Determine how many lines in the records that follow hold the string "legend". Only that number should be returned.
[Opening The input section]
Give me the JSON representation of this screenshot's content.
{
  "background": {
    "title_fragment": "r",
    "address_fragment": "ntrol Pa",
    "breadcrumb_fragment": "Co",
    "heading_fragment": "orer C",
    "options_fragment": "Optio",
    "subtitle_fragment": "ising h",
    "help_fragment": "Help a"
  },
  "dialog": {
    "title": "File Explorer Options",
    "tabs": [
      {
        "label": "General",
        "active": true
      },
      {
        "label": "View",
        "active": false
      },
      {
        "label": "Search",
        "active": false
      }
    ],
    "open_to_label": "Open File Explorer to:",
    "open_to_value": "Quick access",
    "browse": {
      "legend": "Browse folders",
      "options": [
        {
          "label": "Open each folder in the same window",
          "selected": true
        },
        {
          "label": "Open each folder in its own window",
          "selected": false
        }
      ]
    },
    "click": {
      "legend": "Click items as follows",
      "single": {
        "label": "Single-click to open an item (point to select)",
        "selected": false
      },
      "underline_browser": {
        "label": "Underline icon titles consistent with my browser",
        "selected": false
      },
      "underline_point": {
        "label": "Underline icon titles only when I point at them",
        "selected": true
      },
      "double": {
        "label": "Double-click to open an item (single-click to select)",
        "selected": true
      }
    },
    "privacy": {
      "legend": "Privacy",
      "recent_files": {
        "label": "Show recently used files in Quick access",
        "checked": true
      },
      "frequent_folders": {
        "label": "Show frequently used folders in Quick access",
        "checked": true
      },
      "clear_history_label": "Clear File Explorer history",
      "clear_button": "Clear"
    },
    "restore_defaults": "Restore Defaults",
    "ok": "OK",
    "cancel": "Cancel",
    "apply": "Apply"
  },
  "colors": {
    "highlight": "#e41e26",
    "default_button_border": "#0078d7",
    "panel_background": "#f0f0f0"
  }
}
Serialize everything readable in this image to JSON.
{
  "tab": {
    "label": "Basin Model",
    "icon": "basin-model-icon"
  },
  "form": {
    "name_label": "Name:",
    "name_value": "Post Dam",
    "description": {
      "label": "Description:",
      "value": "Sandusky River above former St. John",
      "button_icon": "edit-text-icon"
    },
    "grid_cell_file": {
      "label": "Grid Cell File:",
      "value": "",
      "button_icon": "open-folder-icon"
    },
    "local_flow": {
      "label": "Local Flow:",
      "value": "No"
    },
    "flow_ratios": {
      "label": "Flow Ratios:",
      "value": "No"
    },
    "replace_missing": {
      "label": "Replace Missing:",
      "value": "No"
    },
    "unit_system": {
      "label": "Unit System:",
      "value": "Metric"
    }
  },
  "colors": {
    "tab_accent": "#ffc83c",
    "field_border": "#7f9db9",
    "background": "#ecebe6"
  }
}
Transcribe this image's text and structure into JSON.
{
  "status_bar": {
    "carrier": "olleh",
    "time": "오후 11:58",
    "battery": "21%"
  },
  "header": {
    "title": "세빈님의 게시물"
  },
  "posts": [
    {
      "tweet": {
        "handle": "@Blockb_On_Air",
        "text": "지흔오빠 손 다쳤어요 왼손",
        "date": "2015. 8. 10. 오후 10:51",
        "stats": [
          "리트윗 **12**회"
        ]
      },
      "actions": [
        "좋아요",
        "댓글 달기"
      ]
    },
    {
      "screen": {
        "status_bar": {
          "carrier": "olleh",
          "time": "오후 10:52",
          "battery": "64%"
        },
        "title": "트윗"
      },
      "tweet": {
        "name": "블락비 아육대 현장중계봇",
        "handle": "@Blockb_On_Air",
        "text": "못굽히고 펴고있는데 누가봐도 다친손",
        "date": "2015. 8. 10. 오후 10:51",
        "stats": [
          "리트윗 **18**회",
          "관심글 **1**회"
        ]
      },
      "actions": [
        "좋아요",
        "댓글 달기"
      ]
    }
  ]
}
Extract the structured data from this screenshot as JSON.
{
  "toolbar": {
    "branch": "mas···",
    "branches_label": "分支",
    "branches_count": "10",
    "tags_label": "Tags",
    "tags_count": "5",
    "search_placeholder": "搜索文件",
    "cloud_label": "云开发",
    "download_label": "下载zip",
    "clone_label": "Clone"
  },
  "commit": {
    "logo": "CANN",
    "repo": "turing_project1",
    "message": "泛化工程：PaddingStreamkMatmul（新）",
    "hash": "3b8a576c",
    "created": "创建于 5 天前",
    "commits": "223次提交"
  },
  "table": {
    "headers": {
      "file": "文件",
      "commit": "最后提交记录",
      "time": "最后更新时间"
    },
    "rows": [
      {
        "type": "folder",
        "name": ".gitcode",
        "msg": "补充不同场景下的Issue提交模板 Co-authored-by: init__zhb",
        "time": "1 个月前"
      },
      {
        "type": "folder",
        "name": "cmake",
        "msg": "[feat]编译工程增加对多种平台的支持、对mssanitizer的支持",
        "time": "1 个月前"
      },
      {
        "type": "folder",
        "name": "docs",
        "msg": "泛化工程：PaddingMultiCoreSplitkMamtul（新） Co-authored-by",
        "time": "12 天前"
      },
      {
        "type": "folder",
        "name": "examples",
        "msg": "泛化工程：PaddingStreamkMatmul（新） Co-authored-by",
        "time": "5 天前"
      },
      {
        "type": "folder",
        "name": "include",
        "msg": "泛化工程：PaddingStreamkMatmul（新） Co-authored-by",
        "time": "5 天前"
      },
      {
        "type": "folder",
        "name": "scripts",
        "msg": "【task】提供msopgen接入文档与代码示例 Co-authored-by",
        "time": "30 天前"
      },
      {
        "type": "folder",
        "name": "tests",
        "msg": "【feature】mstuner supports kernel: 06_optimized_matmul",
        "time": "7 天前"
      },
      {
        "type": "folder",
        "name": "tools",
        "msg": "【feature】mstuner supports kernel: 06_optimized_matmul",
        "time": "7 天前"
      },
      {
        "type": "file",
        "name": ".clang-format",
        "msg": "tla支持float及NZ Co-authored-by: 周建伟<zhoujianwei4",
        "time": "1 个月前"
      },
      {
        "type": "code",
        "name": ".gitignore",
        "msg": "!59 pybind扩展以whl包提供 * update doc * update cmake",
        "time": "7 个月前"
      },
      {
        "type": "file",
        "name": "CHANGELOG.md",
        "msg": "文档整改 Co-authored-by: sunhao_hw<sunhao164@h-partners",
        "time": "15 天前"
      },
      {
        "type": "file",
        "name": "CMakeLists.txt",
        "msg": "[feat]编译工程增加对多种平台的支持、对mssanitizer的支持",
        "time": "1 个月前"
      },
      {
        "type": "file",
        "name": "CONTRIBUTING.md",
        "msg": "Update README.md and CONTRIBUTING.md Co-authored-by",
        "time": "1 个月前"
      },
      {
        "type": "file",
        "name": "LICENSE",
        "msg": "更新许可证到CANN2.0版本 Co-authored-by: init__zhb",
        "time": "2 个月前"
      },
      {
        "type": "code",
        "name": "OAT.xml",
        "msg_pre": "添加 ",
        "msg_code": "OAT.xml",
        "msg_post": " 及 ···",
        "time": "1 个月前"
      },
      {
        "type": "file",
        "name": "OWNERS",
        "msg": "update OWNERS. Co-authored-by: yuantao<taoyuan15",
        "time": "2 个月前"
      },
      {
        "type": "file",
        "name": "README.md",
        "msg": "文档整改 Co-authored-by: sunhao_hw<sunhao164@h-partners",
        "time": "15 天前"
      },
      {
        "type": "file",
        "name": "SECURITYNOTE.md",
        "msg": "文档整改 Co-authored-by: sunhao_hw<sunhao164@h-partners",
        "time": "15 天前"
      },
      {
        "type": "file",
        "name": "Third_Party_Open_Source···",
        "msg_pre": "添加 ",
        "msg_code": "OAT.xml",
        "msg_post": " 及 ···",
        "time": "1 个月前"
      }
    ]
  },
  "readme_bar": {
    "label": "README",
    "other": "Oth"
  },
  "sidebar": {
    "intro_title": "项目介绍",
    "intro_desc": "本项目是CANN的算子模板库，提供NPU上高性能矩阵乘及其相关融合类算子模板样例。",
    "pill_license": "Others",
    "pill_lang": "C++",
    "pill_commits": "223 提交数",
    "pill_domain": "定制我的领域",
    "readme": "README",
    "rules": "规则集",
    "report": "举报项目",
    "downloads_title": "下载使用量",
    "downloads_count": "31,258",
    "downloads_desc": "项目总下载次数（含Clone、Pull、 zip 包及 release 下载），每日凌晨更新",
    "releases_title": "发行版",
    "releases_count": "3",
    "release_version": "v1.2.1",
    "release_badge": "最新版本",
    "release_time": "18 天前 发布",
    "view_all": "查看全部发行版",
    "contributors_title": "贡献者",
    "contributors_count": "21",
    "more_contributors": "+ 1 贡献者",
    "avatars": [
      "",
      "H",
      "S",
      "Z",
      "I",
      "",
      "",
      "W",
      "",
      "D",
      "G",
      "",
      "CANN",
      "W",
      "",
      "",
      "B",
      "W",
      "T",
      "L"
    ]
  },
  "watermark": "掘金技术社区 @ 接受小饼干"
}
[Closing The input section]
- **Written response**: 3